Exercise: Everything in the data should be repeated exactly, save for the images.

Records for this task:
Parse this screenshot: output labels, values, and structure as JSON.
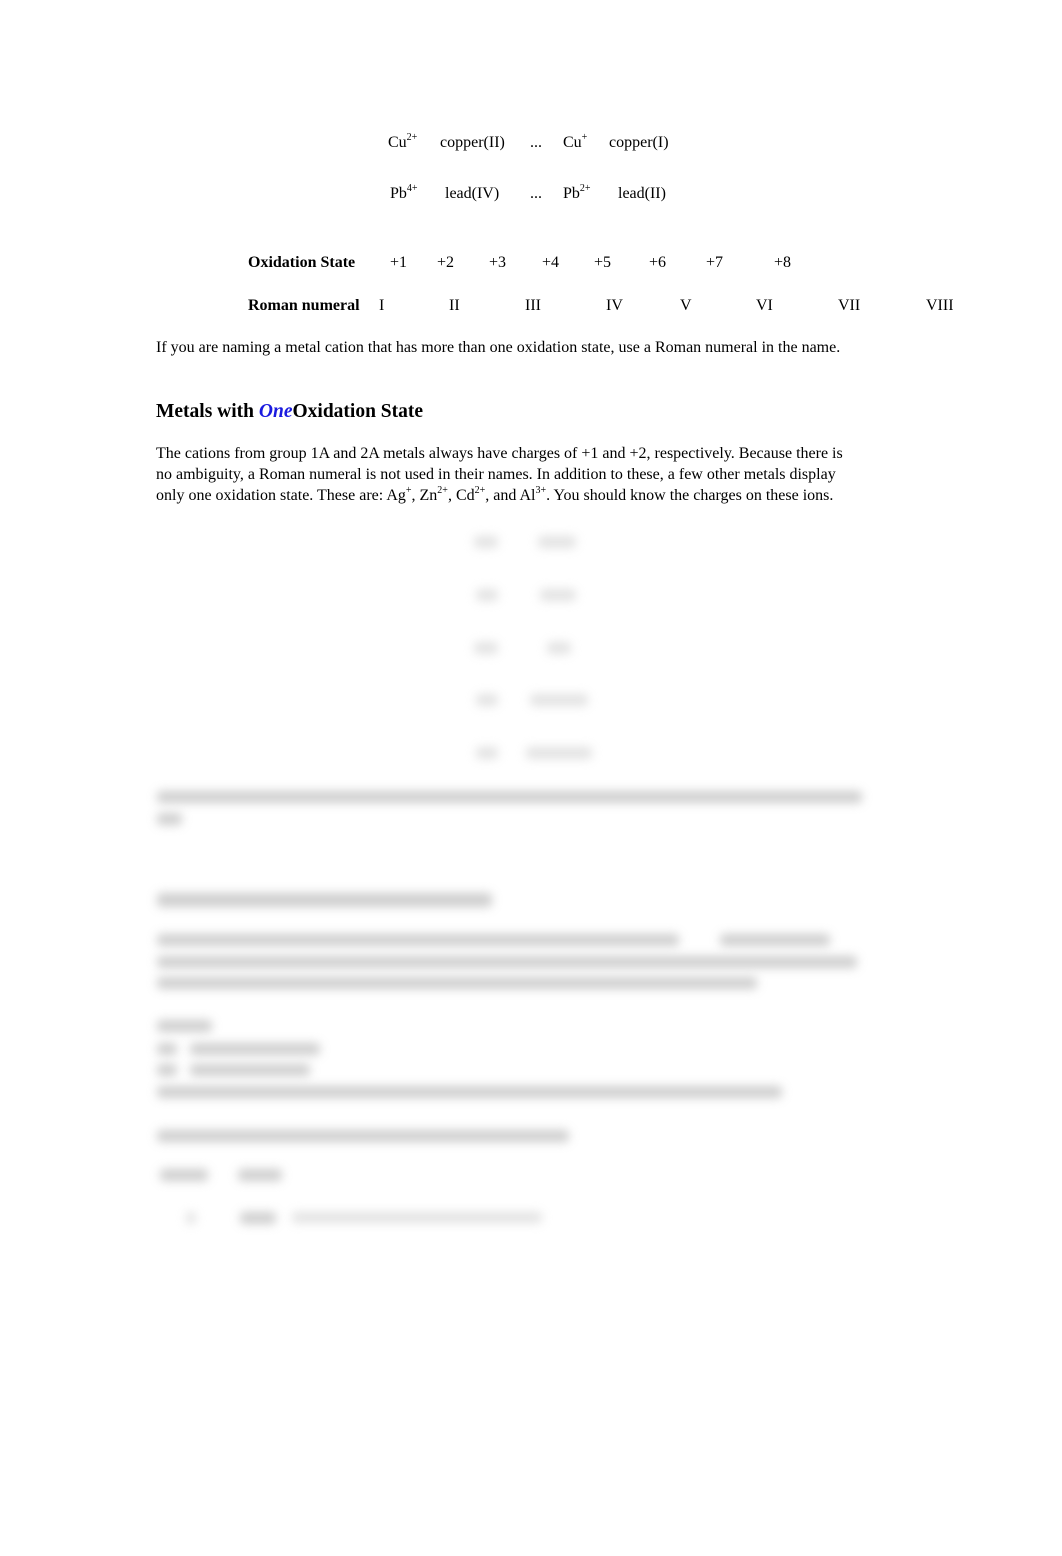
{
  "ion_examples": [
    {
      "ion1": "Cu",
      "charge1": "2+",
      "name1": "copper(II)",
      "sep": "...",
      "ion2": "Cu",
      "charge2": "+",
      "name2": "copper(I)"
    },
    {
      "ion1": "Pb",
      "charge1": "4+",
      "name1": "lead(IV)",
      "sep": "...",
      "ion2": "Pb",
      "charge2": "2+",
      "name2": "lead(II)"
    }
  ],
  "oxidation_table": {
    "state_label": "Oxidation State",
    "states": [
      "+1",
      "+2",
      "+3",
      "+4",
      "+5",
      "+6",
      "+7",
      "+8"
    ],
    "roman_label": "Roman numeral",
    "numerals": [
      "I",
      "II",
      "III",
      "IV",
      "V",
      "VI",
      "VII",
      "VIII"
    ]
  },
  "roman_rule": "If you are naming a metal cation that has more than one oxidation state, use a Roman numeral in the name.",
  "section_one": {
    "heading_prefix": "Metals with ",
    "heading_accent": "One",
    "heading_suffix": "Oxidation State",
    "accent_color": "#1a1adf",
    "para_line1": "The cations from group 1A and 2A metals always have charges of +1 and +2, respectively. Because there is",
    "para_line2": "no ambiguity, a Roman numeral is not used in their names. In addition to these, a few other metals display",
    "para_line3_start": "only one oxidation state. These are: ",
    "ions": [
      {
        "symbol": "Ag",
        "charge": "+",
        "after": ", "
      },
      {
        "symbol": "Zn",
        "charge": "2+",
        "after": ", "
      },
      {
        "symbol": "Cd",
        "charge": "2+",
        "after": ", and "
      },
      {
        "symbol": "Al",
        "charge": "3+",
        "after": ". "
      }
    ],
    "para_line3_end": "You should know the charges on these ions."
  },
  "blurred_content_notice": "remaining content blurred / not legible"
}
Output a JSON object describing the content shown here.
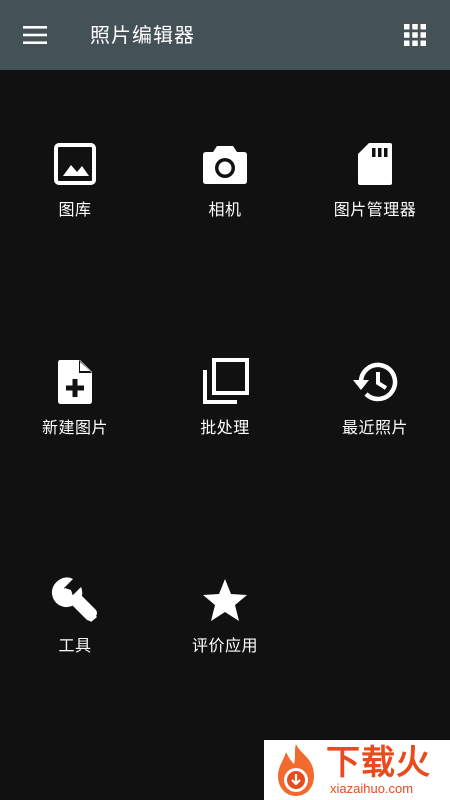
{
  "app_bar": {
    "title": "照片编辑器",
    "menu_icon": "hamburger-menu-icon",
    "apps_icon": "apps-grid-icon",
    "background_color": "#445157"
  },
  "tiles": [
    {
      "label": "图库",
      "icon": "image-icon"
    },
    {
      "label": "相机",
      "icon": "camera-icon"
    },
    {
      "label": "图片管理器",
      "icon": "sd-card-icon"
    },
    {
      "label": "新建图片",
      "icon": "new-file-icon"
    },
    {
      "label": "批处理",
      "icon": "batch-layers-icon"
    },
    {
      "label": "最近照片",
      "icon": "history-icon"
    },
    {
      "label": "工具",
      "icon": "wrench-icon"
    },
    {
      "label": "评价应用",
      "icon": "star-icon"
    }
  ],
  "watermark": {
    "text": "下载火",
    "url": "xiazaihuo.com",
    "color": "#e94b1c"
  },
  "colors": {
    "background": "#111111",
    "foreground": "#ffffff"
  }
}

Response:
Parse this screenshot: output labels, values, and structure as JSON.
{
  "ion_examples": [
    {
      "ion1": "Cu",
      "charge1": "2+",
      "name1": "copper(II)",
      "sep": "...",
      "ion2": "Cu",
      "charge2": "+",
      "name2": "copper(I)"
    },
    {
      "ion1": "Pb",
      "charge1": "4+",
      "name1": "lead(IV)",
      "sep": "...",
      "ion2": "Pb",
      "charge2": "2+",
      "name2": "lead(II)"
    }
  ],
  "oxidation_table": {
    "state_label": "Oxidation State",
    "states": [
      "+1",
      "+2",
      "+3",
      "+4",
      "+5",
      "+6",
      "+7",
      "+8"
    ],
    "roman_label": "Roman numeral",
    "numerals": [
      "I",
      "II",
      "III",
      "IV",
      "V",
      "VI",
      "VII",
      "VIII"
    ]
  },
  "roman_rule": "If you are naming a metal cation that has more than one oxidation state, use a Roman numeral in the name.",
  "section_one": {
    "heading_prefix": "Metals with ",
    "heading_accent": "One",
    "heading_suffix": "Oxidation State",
    "accent_color": "#1a1adf",
    "para_line1": "The cations from group 1A and 2A metals always have charges of +1 and +2, respectively. Because there is",
    "para_line2": "no ambiguity, a Roman numeral is not used in their names. In addition to these, a few other metals display",
    "para_line3_start": "only one oxidation state. These are: ",
    "ions": [
      {
        "symbol": "Ag",
        "charge": "+",
        "after": ", "
      },
      {
        "symbol": "Zn",
        "charge": "2+",
        "after": ", "
      },
      {
        "symbol": "Cd",
        "charge": "2+",
        "after": ", and "
      },
      {
        "symbol": "Al",
        "charge": "3+",
        "after": ". "
      }
    ],
    "para_line3_end": "You should know the charges on these ions."
  },
  "blurred_content_notice": "remaining content blurred / not legible"
}
Output a JSON object describing the content shown here.
{
  "app_bar": {
    "title": "照片编辑器",
    "menu_icon": "hamburger-menu-icon",
    "apps_icon": "apps-grid-icon",
    "background_color": "#445157"
  },
  "tiles": [
    {
      "label": "图库",
      "icon": "image-icon"
    },
    {
      "label": "相机",
      "icon": "camera-icon"
    },
    {
      "label": "图片管理器",
      "icon": "sd-card-icon"
    },
    {
      "label": "新建图片",
      "icon": "new-file-icon"
    },
    {
      "label": "批处理",
      "icon": "batch-layers-icon"
    },
    {
      "label": "最近照片",
      "icon": "history-icon"
    },
    {
      "label": "工具",
      "icon": "wrench-icon"
    },
    {
      "label": "评价应用",
      "icon": "star-icon"
    }
  ],
  "watermark": {
    "text": "下载火",
    "url": "xiazaihuo.com",
    "color": "#e94b1c"
  },
  "colors": {
    "background": "#111111",
    "foreground": "#ffffff"
  }
}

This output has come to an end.